Sandra will listen to an issue or challenge and come back with an array of questions that challenge me in a really positive way while maintaining my independence in decision-making. I’m left with tremendous clarity that might not have been there before. She has particular intuition and expertise in relation to organisational and behavioural issues within management.

One piece of advice she gave me that I’ve found very valuable is to always try to see things from the perspective from others, and to be aware of the different pressures they may be under. That way you can explain the situation in a way that pre-emptively addresses the worries they may have. Startups necessarily involve many U-turns and pivots and managing a team effectively through these changes ensures that each member’s output is optimised.

Mentoring was one of the objectives of the WLI and part of that was getting students to start mentoring at the graduate level. I’ve had several people reach out to me and I’ve always taken them on with great enthusiasm. So I do get enormous enjoyment from it as well and it’s extremely important for the next generation.

What does Sandra get out of it? She is hard-wired to help future generations. I don’t know how she does it, as she has a huge array of commitments, but whenever I reach out to her she always makes time for me.

Dame Sandra Dawson, KPMG Professor Emeritus of Management Studies

Sandra Dawson

Professor Dame Sandra Dawson

I thought that the WLI was wonderfully ambitious in its approach; they wanted to do something Cambridge Judge Business School-wide and find the best ways in which they could make an impact. So, initially, my discussions with Siobhan revolved around that.

In particular, our discussions focused on how WLI might make an impact beyond the MBA, and the way in which one needed to approach wider stakeholder groups within the School and within Cambridge as a whole. In that context, I have very broad networks and so there were lots of suggestions I could make about people who might be involved or who it would be good to keep informed.

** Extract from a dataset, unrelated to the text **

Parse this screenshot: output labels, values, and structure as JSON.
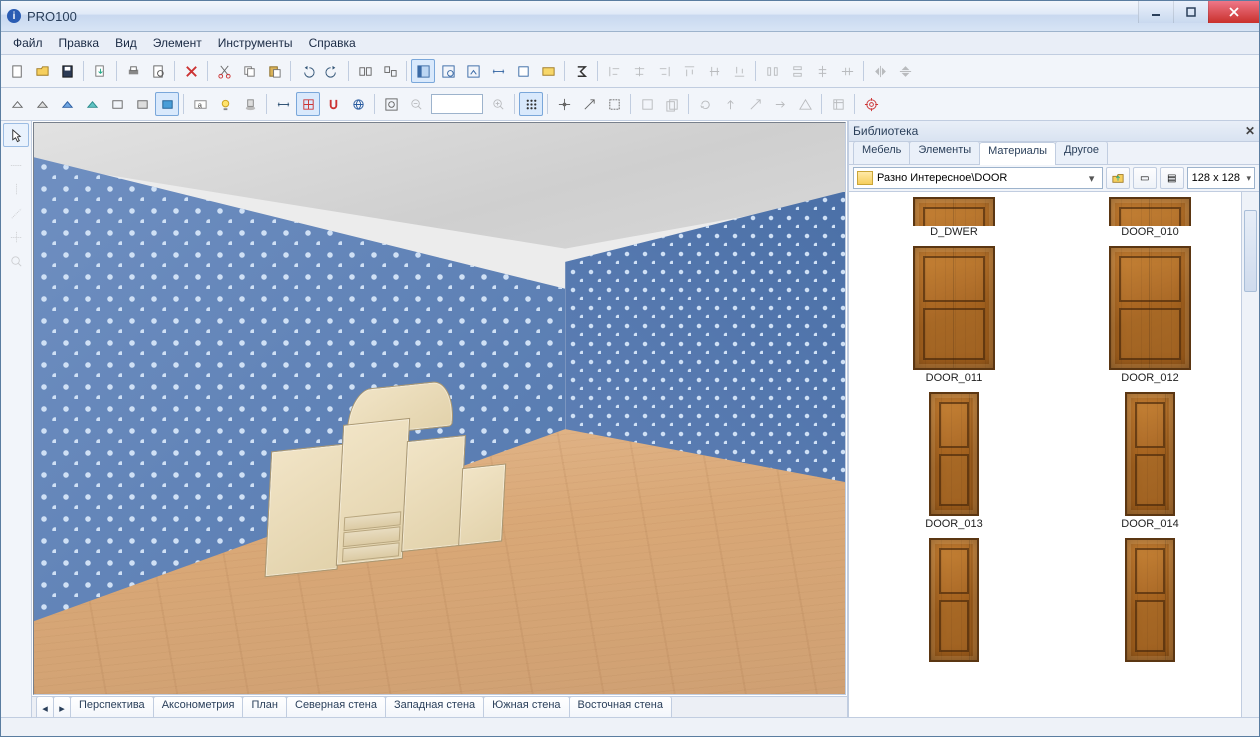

We have a very informal relationship, continued since Siobhan completed the MBA. Now she is leading an extremely exciting startup. We have discussions, we meet and we’ve had the odd phone call. It’s not a regular, formal approach. If Siobhan sends me an email or leaves me a message asking to talk about something, or just to catch up, I always respond.

We’ve talked particularly about priorities for her startup – the capacity that she was looking at, how the teams might work together and the areas in which she herself has high competence and high availability of time.

I think there’s also a broader context of the balance of one’s professional work and one’s domestic and home life – particularly for parents with young children. From my own experience, I have three children and four grandchildren. I have a very strong commitment to family and a very strong commitment to professional success. One needs to find the right way for every individual. For people to have fulfilment, it’s not just a question of managing or hanging on, it’s feeling fulfilled in all aspects of one’s life. That is a major challenge for women – it can be for men, too – and if you are sympathetic and you have also had experience in that, then you can be helpful.

Siobhan is bright, she is positive, and I feel that she has got the potential to make a huge success of what she’s doing. And if, in a small way, I can help that, then I would love to do that. Mentoring, for me, is part of life. I love people. I find people’s stories and the way in which they create their lives extremely interesting. There is nothing zero-sum about it at all. It’s enriching for both sides.